Pierre-Hernan Rojas  1@  
1 : Université Paris-Dauphine, PSL Research University  (LEDa-SDFI)  -  Site web
Jérôme de Boyer des Roches
place du Maréchal de Lattre de Tassigny, 75116 Paris -  France

In the second half of the 20th century, Robert Triffin was the first to formalize that, under the gold exchange standard, the key currency issuing country faced a dilemma. Either the United States would stop providing more dollar balances for international finance. In that case, trade would stagnate and there would be a deflationary bias in the global economy. Either the United States would continue to provide more of the international reserve currency, leading ultimately to a loss of confidence in the dollar, as US obligations to redeem foreign holdings with gold would be seen to be unsustainable.
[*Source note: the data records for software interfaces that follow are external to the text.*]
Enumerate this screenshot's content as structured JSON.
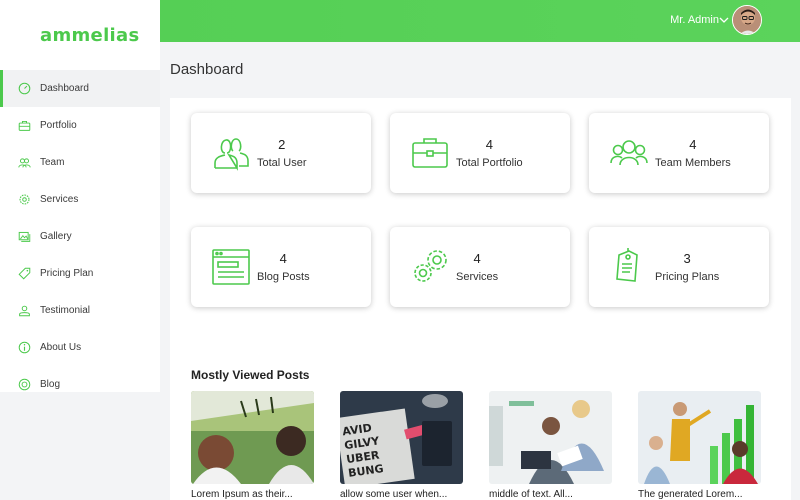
{
  "brand": {
    "logo": "ammelias",
    "accent": "#4cc94c"
  },
  "header": {
    "user_name": "Mr. Admin"
  },
  "sidebar": {
    "items": [
      {
        "label": "Dashboard",
        "icon": "dashboard-gauge-icon",
        "active": true
      },
      {
        "label": "Portfolio",
        "icon": "briefcase-icon"
      },
      {
        "label": "Team",
        "icon": "team-icon"
      },
      {
        "label": "Services",
        "icon": "gear-icon"
      },
      {
        "label": "Gallery",
        "icon": "gallery-icon"
      },
      {
        "label": "Pricing Plan",
        "icon": "price-tag-icon"
      },
      {
        "label": "Testimonial",
        "icon": "user-badge-icon"
      },
      {
        "label": "About Us",
        "icon": "info-icon"
      },
      {
        "label": "Blog",
        "icon": "blog-icon"
      }
    ]
  },
  "page": {
    "title": "Dashboard"
  },
  "stats": [
    {
      "value": "2",
      "label": "Total User",
      "icon": "users-icon"
    },
    {
      "value": "4",
      "label": "Total Portfolio",
      "icon": "briefcase-icon"
    },
    {
      "value": "4",
      "label": "Team Members",
      "icon": "team-icon"
    },
    {
      "value": "4",
      "label": "Blog Posts",
      "icon": "browser-window-icon"
    },
    {
      "value": "4",
      "label": "Services",
      "icon": "gears-icon"
    },
    {
      "value": "3",
      "label": "Pricing Plans",
      "icon": "price-tag-icon"
    }
  ],
  "posts_section": {
    "title": "Mostly Viewed Posts",
    "posts": [
      {
        "caption": "Lorem Ipsum as their..."
      },
      {
        "caption": "allow some user when..."
      },
      {
        "caption": "middle of text. All..."
      },
      {
        "caption": "The generated Lorem..."
      }
    ]
  }
}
Foreshadowing the demise of the Bretton Woods system in 1971, Triffin began to get involved in the regional monetary integration to enable European countries to cope with instability generated by floating exchange rates. Nevertheless, it could be wrong to consider that Triffin saw regional monetary integration as an alternative to the reform of the international monetary system and a way to escape the dilemma. On the contrary, from the outset in the 1940s, Triffin considered regional monetary cooperation and integration as complementary to a reform of the international monetary system.
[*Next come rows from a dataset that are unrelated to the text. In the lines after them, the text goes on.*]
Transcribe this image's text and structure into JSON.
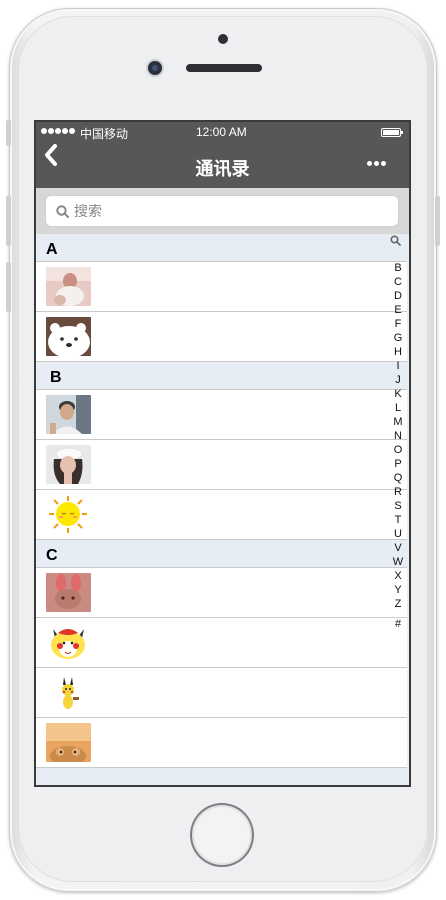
{
  "status_bar": {
    "carrier": "中国移动",
    "time": "12:00 AM"
  },
  "nav": {
    "title": "通讯录"
  },
  "search": {
    "placeholder": "搜索"
  },
  "sections": [
    {
      "letter": "A",
      "contacts": [
        {
          "avatar": "baby-photo",
          "colors": [
            "#e8c9c4",
            "#f2e3df",
            "#c98f83"
          ]
        },
        {
          "avatar": "polar-bear",
          "colors": [
            "#6b4a3e",
            "#ffffff",
            "#2b2b2b"
          ]
        }
      ]
    },
    {
      "letter": "B",
      "contacts": [
        {
          "avatar": "man-photo",
          "colors": [
            "#cfd7df",
            "#3c3c3c",
            "#d2a98c"
          ]
        },
        {
          "avatar": "woman-cap-photo",
          "colors": [
            "#e9e9ea",
            "#3a2f2c",
            "#e6c1b0"
          ]
        },
        {
          "avatar": "sun-cartoon",
          "colors": [
            "#ffffff",
            "#ffe800",
            "#f39c12"
          ]
        }
      ]
    },
    {
      "letter": "C",
      "contacts": [
        {
          "avatar": "bunny-photo",
          "colors": [
            "#c98b82",
            "#e06a6a",
            "#b87b6d"
          ]
        },
        {
          "avatar": "pikachu-cartoon",
          "colors": [
            "#ffffff",
            "#ffe24d",
            "#e0352b"
          ]
        },
        {
          "avatar": "pikachu-small",
          "colors": [
            "#ffffff",
            "#f5d63a",
            "#8a5a2b"
          ]
        },
        {
          "avatar": "plush-photo",
          "colors": [
            "#e9a460",
            "#f3c58a",
            "#c98a4a"
          ]
        }
      ]
    }
  ],
  "index_letters": [
    "B",
    "C",
    "D",
    "E",
    "F",
    "G",
    "H",
    "I",
    "J",
    "K",
    "L",
    "M",
    "N",
    "O",
    "P",
    "Q",
    "R",
    "S",
    "T",
    "U",
    "V",
    "W",
    "X",
    "Y",
    "Z",
    "#"
  ]
}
The reconstruction of Triffin's thinking provides another understanding of the formulation of the dilemma. In the 1940s, first at the Board of Governors of the Federal Reserve System in Washington and then at the International Monetary Fund, Triffin began to study international monetary economics. Triffin's analysis attempted to support the autonomy of national economic policies thanks to an adequate provision of international liquidity, supposed to provide optimum rates of expansion in world trade and production. In the first section of the article, we analyze Triffin's view on the necessity to provide liquidity in a managed international monetary system. According to him, the orthodox gold standard theory did not provide a consistent explanation of the external adjustment mechanism. Indeed, the core countries, like Great Britain, dominated international economic and financial relations while peripheral countries suffered from global cycles. According to Triffin, peripheral countries would have to pursue counter cyclical economic policies to isolate their economy from cyclical disturbances thanks to international liquidity and the core countries would have the responsibility to smooth global cycles. In the second section of the paper, we show that this provision of liquidity was not ensured by the Bretton Woods agreements after the World War 2. Indeed, three quarters of the world monetary gold stock was in the US and the main source of liquidity was the dollars balances that were scarce at that time. To avoid one side of the dilemma – the deflationary bias – Triffin advocated the establishment of a clearing structure for the European countries in 1946-1947 that will give rise to the European Payments Union in 1950. Based on this previous observation, the third section of the paper reappraises the origin of the dilemma formulation by Triffin in his willingness to make the international monetary system more symmetrical in its operation, based on cooperation at the regional level.

Personnes connectées : 1